**WORK INSTRUCTIONS**
Each line that includes "your" must be copied from the records.

Excerpts from an interface dataset:
>>>

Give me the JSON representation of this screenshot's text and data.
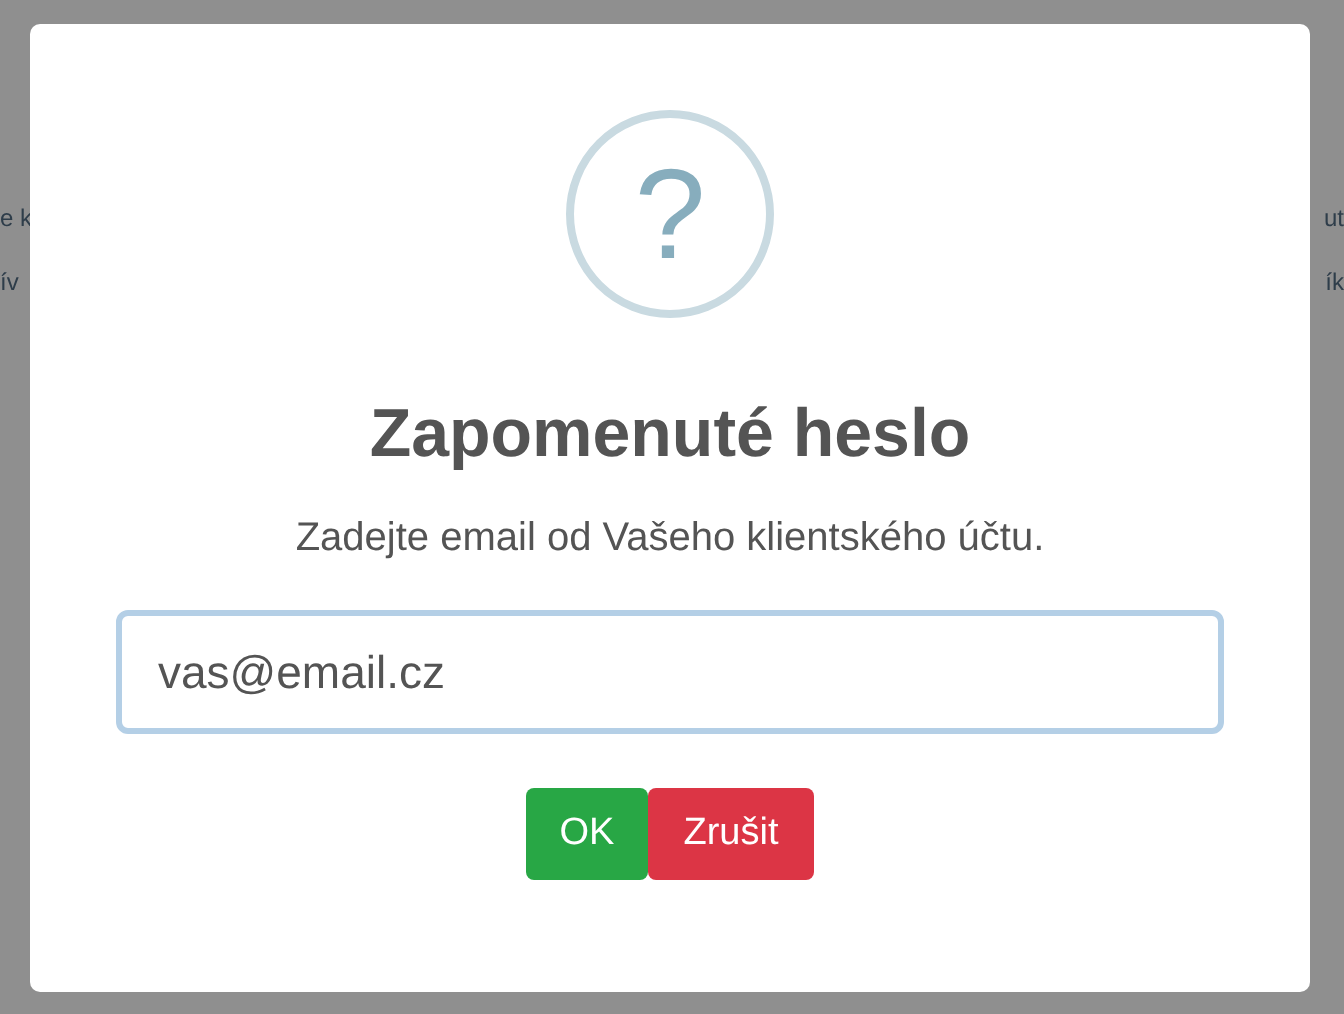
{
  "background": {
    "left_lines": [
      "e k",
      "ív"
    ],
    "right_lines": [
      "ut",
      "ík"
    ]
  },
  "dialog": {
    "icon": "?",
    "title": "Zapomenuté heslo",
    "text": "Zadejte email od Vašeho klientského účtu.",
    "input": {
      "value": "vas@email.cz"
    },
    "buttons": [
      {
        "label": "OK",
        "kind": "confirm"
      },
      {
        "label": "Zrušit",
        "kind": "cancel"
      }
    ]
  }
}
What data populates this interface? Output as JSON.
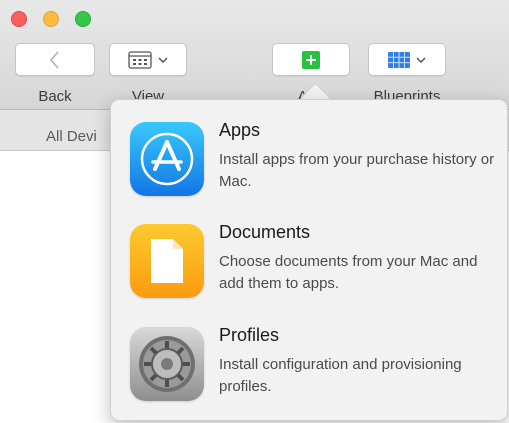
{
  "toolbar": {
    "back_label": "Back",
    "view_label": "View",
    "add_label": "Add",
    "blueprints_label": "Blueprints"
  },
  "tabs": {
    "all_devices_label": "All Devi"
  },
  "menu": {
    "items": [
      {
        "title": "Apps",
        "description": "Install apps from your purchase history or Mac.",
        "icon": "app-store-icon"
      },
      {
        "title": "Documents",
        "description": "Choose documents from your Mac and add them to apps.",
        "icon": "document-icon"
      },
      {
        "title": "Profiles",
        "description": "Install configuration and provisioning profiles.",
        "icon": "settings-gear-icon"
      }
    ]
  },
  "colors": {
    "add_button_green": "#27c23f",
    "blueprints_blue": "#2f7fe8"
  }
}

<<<

**PROBLEM SOLUTION**
        "description": "Install apps from your purchase history or Mac.",
        "description": "Choose documents from your Mac and add them to apps.",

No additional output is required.